┌─ Data

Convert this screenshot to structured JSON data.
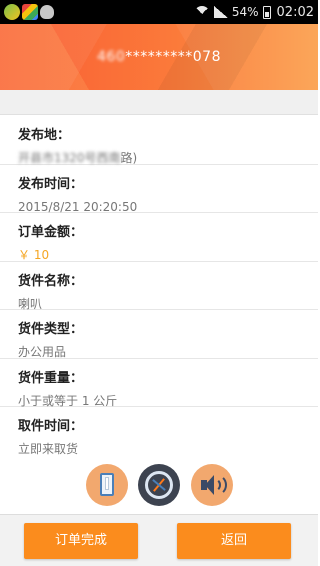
{
  "status_bar": {
    "battery_percent": "54%",
    "time": "02:02",
    "icons": [
      "app-icon-green",
      "app-icon-google",
      "android-icon",
      "wifi-icon",
      "signal-icon",
      "battery-icon"
    ]
  },
  "header": {
    "phone_prefix": "460",
    "phone_masked": "*********078"
  },
  "details": {
    "origin_label": "发布地：",
    "origin_value_hidden": "开县市1320号西南",
    "origin_value_tail": "路)",
    "publish_time_label": "发布时间：",
    "publish_time_value": "2015/8/21 20:20:50",
    "amount_label": "订单金额：",
    "amount_value": "￥ 10",
    "goods_name_label": "货件名称：",
    "goods_name_value": "喇叭",
    "goods_type_label": "货件类型：",
    "goods_type_value": "办公用品",
    "goods_weight_label": "货件重量：",
    "goods_weight_value": "小于或等于 1 公斤",
    "pickup_time_label": "取件时间：",
    "pickup_time_value": "立即来取货"
  },
  "actions": {
    "icons": [
      "phone-icon",
      "compass-icon",
      "speaker-icon"
    ]
  },
  "buttons": {
    "complete_label": "订单完成",
    "back_label": "返回"
  },
  "colors": {
    "header_orange": "#f95d34",
    "button_orange": "#fb8c1d",
    "price_color": "#f5a623"
  }
}
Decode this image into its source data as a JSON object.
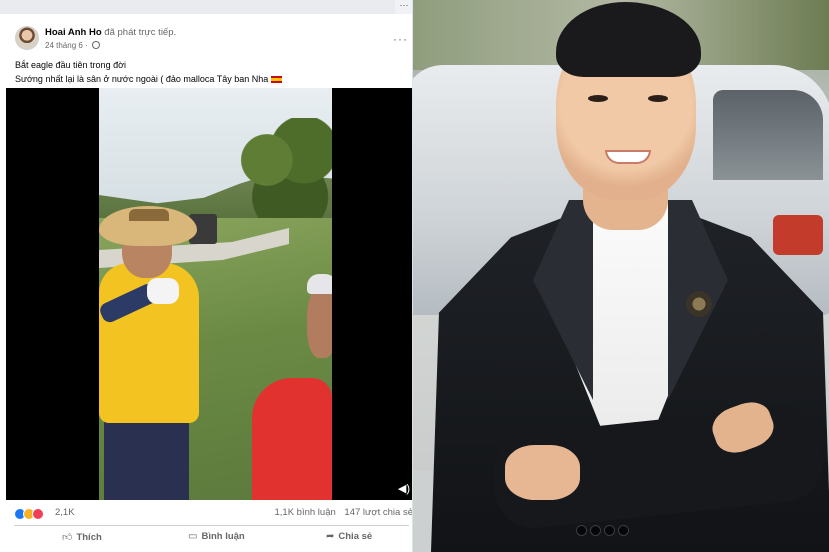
{
  "post": {
    "author_name": "Hoai Anh Ho",
    "author_action": "đã phát trực tiếp.",
    "date": "24 tháng 6",
    "text_line1": "Bắt eagle đầu tiên trong đời",
    "text_line2": "Sướng nhất lại là sân ở nước ngoài ( đảo malloca Tây ban Nha",
    "reactions_count": "2,1K",
    "comments_count": "1,1K bình luận",
    "shares_count": "147 lượt chia sẻ"
  },
  "actions": {
    "like_label": "Thích",
    "comment_label": "Bình luận",
    "share_label": "Chia sẻ"
  },
  "icons": {
    "more": "more-horizontal-icon",
    "privacy": "globe-icon",
    "volume": "volume-icon",
    "flag": "spain-flag-icon"
  },
  "colors": {
    "facebook_blue": "#1877f2",
    "reaction_like": "#1877f2",
    "reaction_haha": "#f7b125",
    "reaction_love": "#f33e58",
    "secondary_text": "#65676b"
  }
}
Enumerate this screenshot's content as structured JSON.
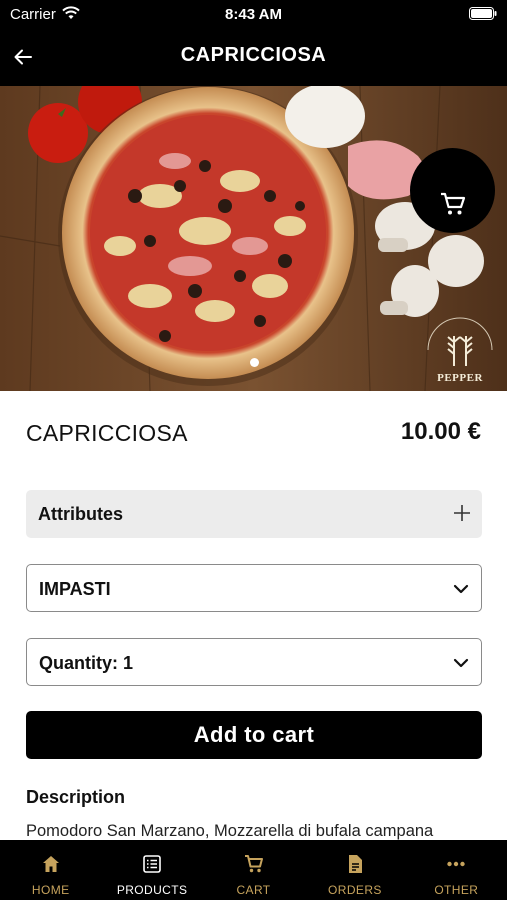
{
  "status_bar": {
    "carrier": "Carrier",
    "time": "8:43 AM"
  },
  "nav": {
    "title": "CAPRICCIOSA",
    "back_icon": "arrow-left-icon"
  },
  "hero": {
    "cart_icon": "cart-icon",
    "brand_name": "PEPPER",
    "slide_count": 1,
    "current_slide": 1
  },
  "product": {
    "name": "CAPRICCIOSA",
    "price": "10.00 €"
  },
  "attributes": {
    "label": "Attributes",
    "icon": "plus-icon"
  },
  "dough_select": {
    "label": "IMPASTI"
  },
  "quantity_select": {
    "label": "Quantity: 1"
  },
  "add_to_cart": {
    "label": "Add to cart"
  },
  "description": {
    "heading": "Description",
    "text": "Pomodoro San Marzano, Mozzarella di bufala campana"
  },
  "tabs": [
    {
      "label": "HOME",
      "icon": "home-icon",
      "active": false
    },
    {
      "label": "PRODUCTS",
      "icon": "list-icon",
      "active": true
    },
    {
      "label": "CART",
      "icon": "cart-icon",
      "active": false
    },
    {
      "label": "ORDERS",
      "icon": "document-icon",
      "active": false
    },
    {
      "label": "OTHER",
      "icon": "more-icon",
      "active": false
    }
  ],
  "colors": {
    "bar_background": "#000000",
    "tab_accent": "#c6a35d",
    "tab_active": "#ffffff",
    "attributes_bg": "#ececec"
  }
}
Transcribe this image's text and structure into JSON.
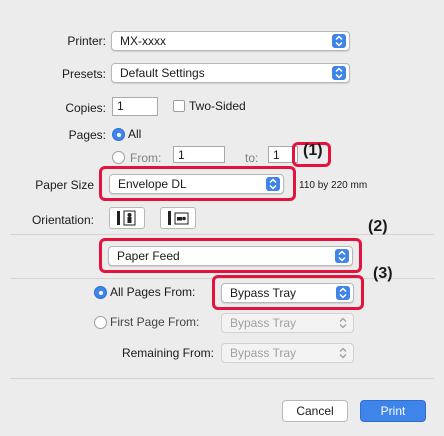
{
  "printer": {
    "label": "Printer:",
    "value": "MX-xxxx"
  },
  "presets": {
    "label": "Presets:",
    "value": "Default Settings"
  },
  "copies": {
    "label": "Copies:",
    "value": "1",
    "two_sided_label": "Two-Sided"
  },
  "pages": {
    "label": "Pages:",
    "all_label": "All",
    "from_label": "From:",
    "from_value": "1",
    "to_label": "to:",
    "to_value": "1"
  },
  "paper_size": {
    "label": "Paper Size",
    "value": "Envelope DL",
    "dimensions": "110 by 220 mm"
  },
  "orientation": {
    "label": "Orientation:"
  },
  "section": {
    "value": "Paper Feed"
  },
  "feed": {
    "all_pages_label": "All Pages From:",
    "all_pages_value": "Bypass Tray",
    "first_page_label": "First Page From:",
    "first_page_value": "Bypass Tray",
    "remaining_label": "Remaining From:",
    "remaining_value": "Bypass Tray"
  },
  "callouts": {
    "c1": "(1)",
    "c2": "(2)",
    "c3": "(3)"
  },
  "buttons": {
    "cancel": "Cancel",
    "print": "Print"
  },
  "colors": {
    "accent": "#3f84e8",
    "highlight": "#e3133d"
  }
}
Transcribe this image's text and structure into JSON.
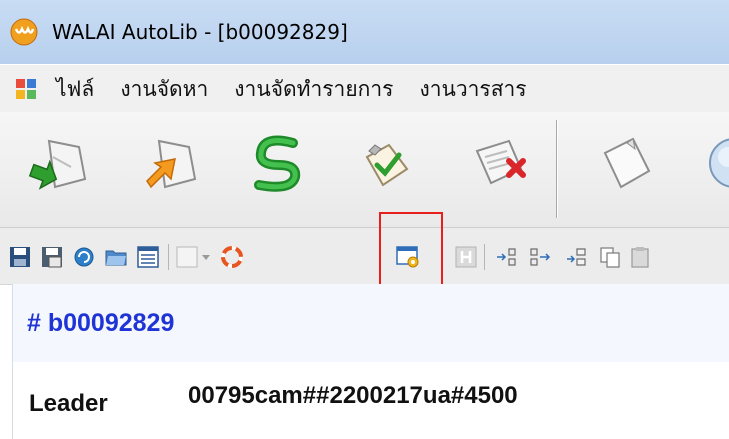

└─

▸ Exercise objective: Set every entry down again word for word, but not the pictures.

▸ Solved exercise:
Convert this screenshot to structured JSON data.
{
  "status_bar": {
    "battery_percent": "54%",
    "time": "02:02",
    "icons": [
      "app-icon-green",
      "app-icon-google",
      "android-icon",
      "wifi-icon",
      "signal-icon",
      "battery-icon"
    ]
  },
  "header": {
    "phone_prefix": "460",
    "phone_masked": "*********078"
  },
  "details": {
    "origin_label": "发布地：",
    "origin_value_hidden": "开县市1320号西南",
    "origin_value_tail": "路)",
    "publish_time_label": "发布时间：",
    "publish_time_value": "2015/8/21 20:20:50",
    "amount_label": "订单金额：",
    "amount_value": "￥ 10",
    "goods_name_label": "货件名称：",
    "goods_name_value": "喇叭",
    "goods_type_label": "货件类型：",
    "goods_type_value": "办公用品",
    "goods_weight_label": "货件重量：",
    "goods_weight_value": "小于或等于 1 公斤",
    "pickup_time_label": "取件时间：",
    "pickup_time_value": "立即来取货"
  },
  "actions": {
    "icons": [
      "phone-icon",
      "compass-icon",
      "speaker-icon"
    ]
  },
  "buttons": {
    "complete_label": "订单完成",
    "back_label": "返回"
  },
  "colors": {
    "header_orange": "#f95d34",
    "button_orange": "#fb8c1d",
    "price_color": "#f5a623"
  }
}
Decode this image into its source data as a JSON object.
{
  "post": {
    "author_name": "Hoai Anh Ho",
    "author_action": "đã phát trực tiếp.",
    "date": "24 tháng 6",
    "text_line1": "Bắt eagle đầu tiên trong đời",
    "text_line2": "Sướng nhất lại là sân ở nước ngoài ( đảo malloca Tây ban Nha",
    "reactions_count": "2,1K",
    "comments_count": "1,1K bình luận",
    "shares_count": "147 lượt chia sẻ"
  },
  "actions": {
    "like_label": "Thích",
    "comment_label": "Bình luận",
    "share_label": "Chia sẻ"
  },
  "icons": {
    "more": "more-horizontal-icon",
    "privacy": "globe-icon",
    "volume": "volume-icon",
    "flag": "spain-flag-icon"
  },
  "colors": {
    "facebook_blue": "#1877f2",
    "reaction_like": "#1877f2",
    "reaction_haha": "#f7b125",
    "reaction_love": "#f33e58",
    "secondary_text": "#65676b"
  }
}
Enumerate this screenshot's content as structured JSON.
{
  "status_bar": {
    "carrier": "Carrier",
    "time": "8:43 AM"
  },
  "nav": {
    "title": "CAPRICCIOSA",
    "back_icon": "arrow-left-icon"
  },
  "hero": {
    "cart_icon": "cart-icon",
    "brand_name": "PEPPER",
    "slide_count": 1,
    "current_slide": 1
  },
  "product": {
    "name": "CAPRICCIOSA",
    "price": "10.00 €"
  },
  "attributes": {
    "label": "Attributes",
    "icon": "plus-icon"
  },
  "dough_select": {
    "label": "IMPASTI"
  },
  "quantity_select": {
    "label": "Quantity: 1"
  },
  "add_to_cart": {
    "label": "Add to cart"
  },
  "description": {
    "heading": "Description",
    "text": "Pomodoro San Marzano, Mozzarella di bufala campana"
  },
  "tabs": [
    {
      "label": "HOME",
      "icon": "home-icon",
      "active": false
    },
    {
      "label": "PRODUCTS",
      "icon": "list-icon",
      "active": true
    },
    {
      "label": "CART",
      "icon": "cart-icon",
      "active": false
    },
    {
      "label": "ORDERS",
      "icon": "document-icon",
      "active": false
    },
    {
      "label": "OTHER",
      "icon": "more-icon",
      "active": false
    }
  ],
  "colors": {
    "bar_background": "#000000",
    "tab_accent": "#c6a35d",
    "tab_active": "#ffffff",
    "attributes_bg": "#ececec"
  }
}
Transcribe this image's text and structure into JSON.
{
  "printer": {
    "label": "Printer:",
    "value": "MX-xxxx"
  },
  "presets": {
    "label": "Presets:",
    "value": "Default Settings"
  },
  "copies": {
    "label": "Copies:",
    "value": "1",
    "two_sided_label": "Two-Sided"
  },
  "pages": {
    "label": "Pages:",
    "all_label": "All",
    "from_label": "From:",
    "from_value": "1",
    "to_label": "to:",
    "to_value": "1"
  },
  "paper_size": {
    "label": "Paper Size",
    "value": "Envelope DL",
    "dimensions": "110 by 220 mm"
  },
  "orientation": {
    "label": "Orientation:"
  },
  "section": {
    "value": "Paper Feed"
  },
  "feed": {
    "all_pages_label": "All Pages From:",
    "all_pages_value": "Bypass Tray",
    "first_page_label": "First Page From:",
    "first_page_value": "Bypass Tray",
    "remaining_label": "Remaining From:",
    "remaining_value": "Bypass Tray"
  },
  "callouts": {
    "c1": "(1)",
    "c2": "(2)",
    "c3": "(3)"
  },
  "buttons": {
    "cancel": "Cancel",
    "print": "Print"
  },
  "colors": {
    "accent": "#3f84e8",
    "highlight": "#e3133d"
  }
}
Transcribe this image's text and structure into JSON.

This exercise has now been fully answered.